Serving Standard Drinks
On a night out, or even at home, it can be tricky to keep track of how much alcohol you’re consuming. While we’re encouraged to count the number of drinks we’ve consumed across a night, this number can sometimes be misleading:
- Glass sizes are not the same in different places
- Different types of drinks contain different amounts of alcohol
- Sometimes drinks are mixed with unknown quantities of alcohol, such as in cocktails and alcoholic punches
- Sometimes jugs and casks are shared
- Glasses may be ‘topped up’ before they are empty.
Local sporting clubs have an important role to play to ensure members and guests have a better grasp of their drinking levels. It’s as easy as putting in place a number of strategies that support ‘standard drink’ sizes.*
Serve the correct drink sizes
Help bar staff to pour the correct standard drink sizes at club events by taking 10 minutes before guests arrive to demonstrate the right portions of each drink type.
It will also help if the club supplies glassware that includes the correct standard drink line to pour to. Make sure that the line indicates the Australian sizing.
Avoid events with table-service
Table-service will often mean that guests’ drinks are topped up before they’re empty; sometimes bottles of alcohol will be provided to guests to pour themselves. This makes it very hard for guests to keep track of their alcohol intake.
Consider the way you sell and promote mixed drinks
Some cocktails can contain as many as five or six standard drinks. This can be deceiving for those consuming cocktails, especially as the taste of mixed drinks often mean they are ‘easier’ to drink.
Avoid selling cocktails that contain more than one standard drink per serve and consider the way you promote your cocktail menu.

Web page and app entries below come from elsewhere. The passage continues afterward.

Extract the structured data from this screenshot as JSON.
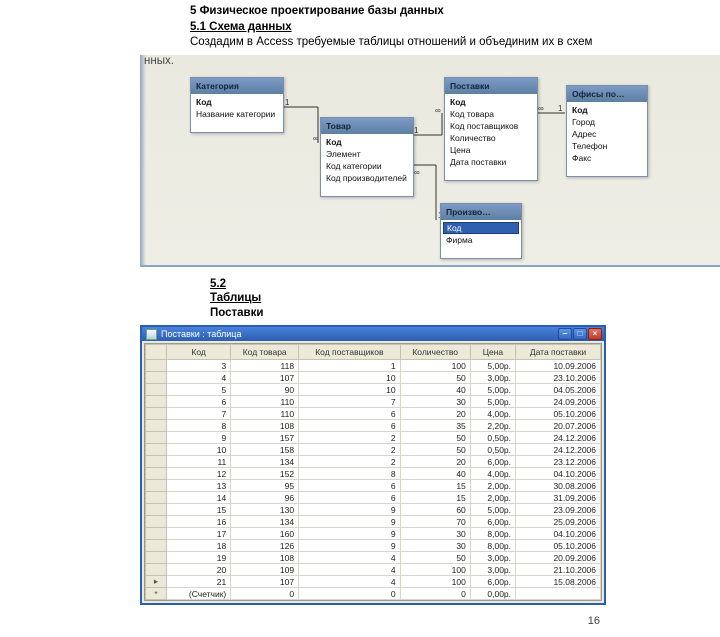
{
  "heading1": "5 Физическое проектирование базы данных",
  "heading2": "5.1 Схема данных",
  "intro": "Создадим в Access требуемые таблицы отношений и объединим их в схем",
  "intro_tail": "нных.",
  "schema_tables": {
    "kategorii": {
      "title": "Категория",
      "fields": [
        "Код",
        "Название категории"
      ]
    },
    "tovar": {
      "title": "Товар",
      "fields": [
        "Код",
        "Элемент",
        "Код категории",
        "Код производителей"
      ]
    },
    "postavki": {
      "title": "Поставки",
      "fields": [
        "Код",
        "Код товара",
        "Код поставщиков",
        "Количество",
        "Цена",
        "Дата поставки"
      ]
    },
    "ofisy": {
      "title": "Офисы по…",
      "fields": [
        "Код",
        "Город",
        "Адрес",
        "Телефон",
        "Факс"
      ]
    },
    "proizvod": {
      "title": "Произво…",
      "fields": [
        "Код",
        "Фирма"
      ]
    }
  },
  "sub52_num": "5.2",
  "sub52_lbl": "Таблицы",
  "sub52_name": "Поставки",
  "window_title": "Поставки : таблица",
  "columns": [
    "Код",
    "Код товара",
    "Код поставщиков",
    "Количество",
    "Цена",
    "Дата поставки"
  ],
  "rows": [
    [
      3,
      118,
      1,
      100,
      "5,00р.",
      "10.09.2006"
    ],
    [
      4,
      107,
      10,
      50,
      "3,00р.",
      "23.10.2006"
    ],
    [
      5,
      90,
      10,
      40,
      "5,00р.",
      "04.05.2006"
    ],
    [
      6,
      110,
      7,
      30,
      "5,00р.",
      "24.09.2006"
    ],
    [
      7,
      110,
      6,
      20,
      "4,00р.",
      "05.10.2006"
    ],
    [
      8,
      108,
      6,
      35,
      "2,20р.",
      "20.07.2006"
    ],
    [
      9,
      157,
      2,
      50,
      "0,50р.",
      "24.12.2006"
    ],
    [
      10,
      158,
      2,
      50,
      "0,50р.",
      "24.12.2006"
    ],
    [
      11,
      134,
      2,
      20,
      "6,00р.",
      "23.12.2006"
    ],
    [
      12,
      152,
      8,
      40,
      "4,00р.",
      "04.10.2006"
    ],
    [
      13,
      95,
      6,
      15,
      "2,00р.",
      "30.08.2006"
    ],
    [
      14,
      96,
      6,
      15,
      "2,00р.",
      "31.09.2006"
    ],
    [
      15,
      130,
      9,
      60,
      "5,00р.",
      "23.09.2006"
    ],
    [
      16,
      134,
      9,
      70,
      "6,00р.",
      "25.09.2006"
    ],
    [
      17,
      160,
      9,
      30,
      "8,00р.",
      "04.10.2006"
    ],
    [
      18,
      126,
      9,
      30,
      "8,00р.",
      "05.10.2006"
    ],
    [
      19,
      108,
      4,
      50,
      "3,00р.",
      "20.09.2006"
    ],
    [
      20,
      109,
      4,
      100,
      "3,00р.",
      "21.10.2006"
    ],
    [
      21,
      107,
      4,
      100,
      "6,00р.",
      "15.08.2006"
    ]
  ],
  "new_row_label": "(Счетчик)",
  "page_number": "16"
}
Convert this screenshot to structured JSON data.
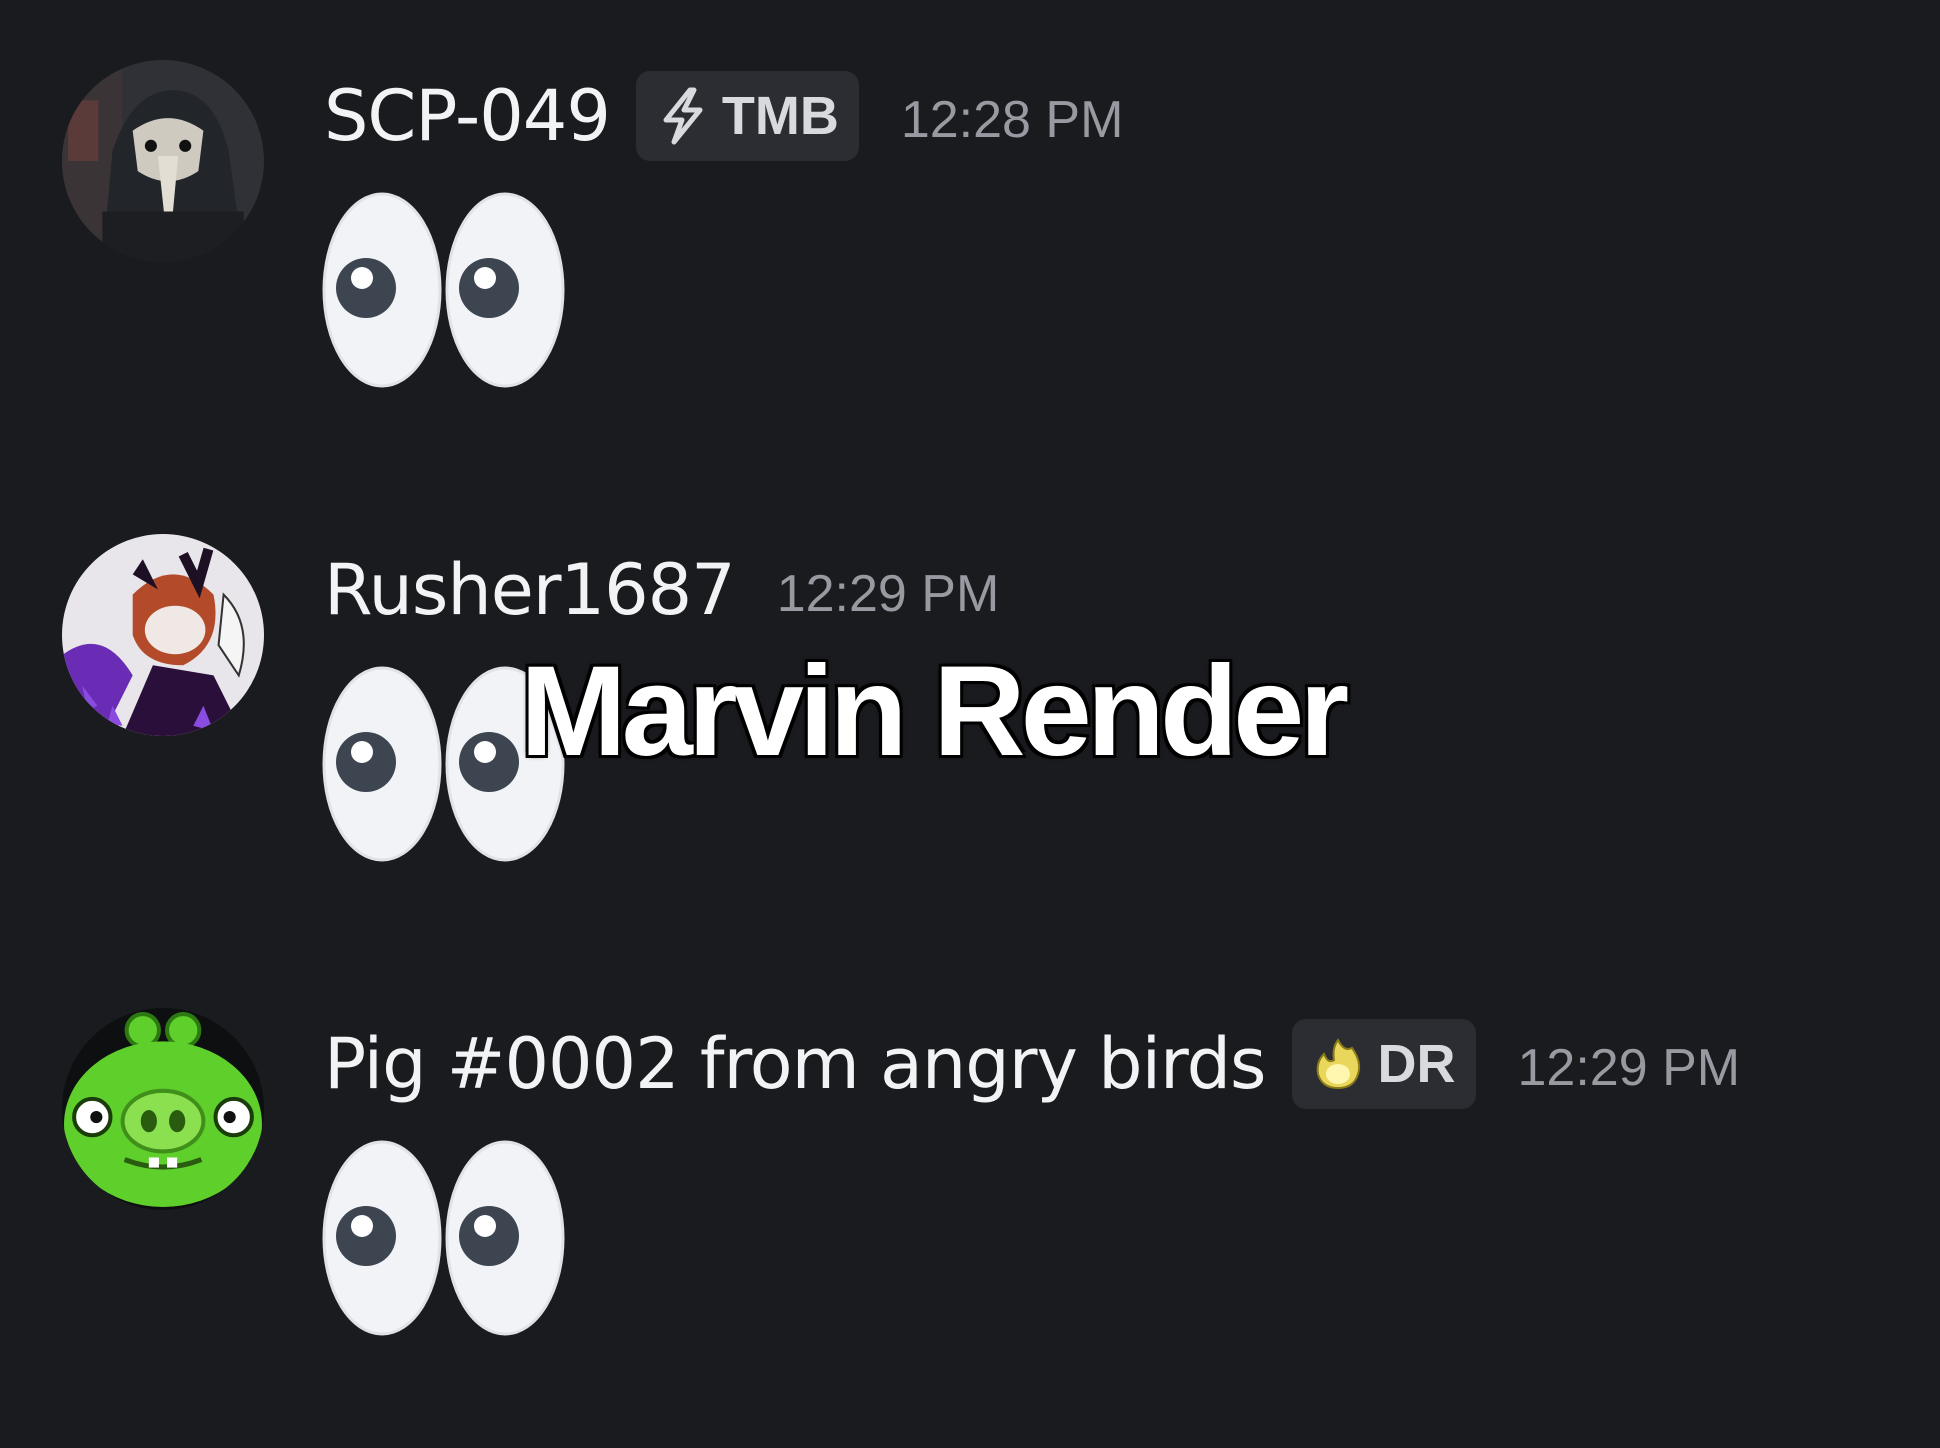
{
  "messages": [
    {
      "username": "SCP-049",
      "tag": {
        "label": "TMB",
        "icon": "lightning-icon"
      },
      "timestamp": "12:28 PM",
      "avatar": "plague-doctor-avatar",
      "content_emoji": "eyes-emoji"
    },
    {
      "username": "Rusher1687",
      "timestamp": "12:29 PM",
      "avatar": "purple-character-avatar",
      "content_emoji": "eyes-emoji"
    },
    {
      "username": "Pig #0002 from angry birds",
      "tag": {
        "label": "DR",
        "icon": "flame-icon"
      },
      "timestamp": "12:29 PM",
      "avatar": "green-pig-avatar",
      "content_emoji": "eyes-emoji"
    }
  ],
  "watermark": "Marvin Render",
  "colors": {
    "background": "#1a1b1f",
    "username": "#f2f3f5",
    "timestamp": "#989aa1",
    "tag_background": "#2b2d33"
  }
}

* A ‘standard drink’ is a standard measure of the amount of alcohol that is being drunk. An Australian standard drink contains 10g of alcohol (12.5ml of pure alcohol). All alcohol packaging in Australia will identify the number of standard drinks contained.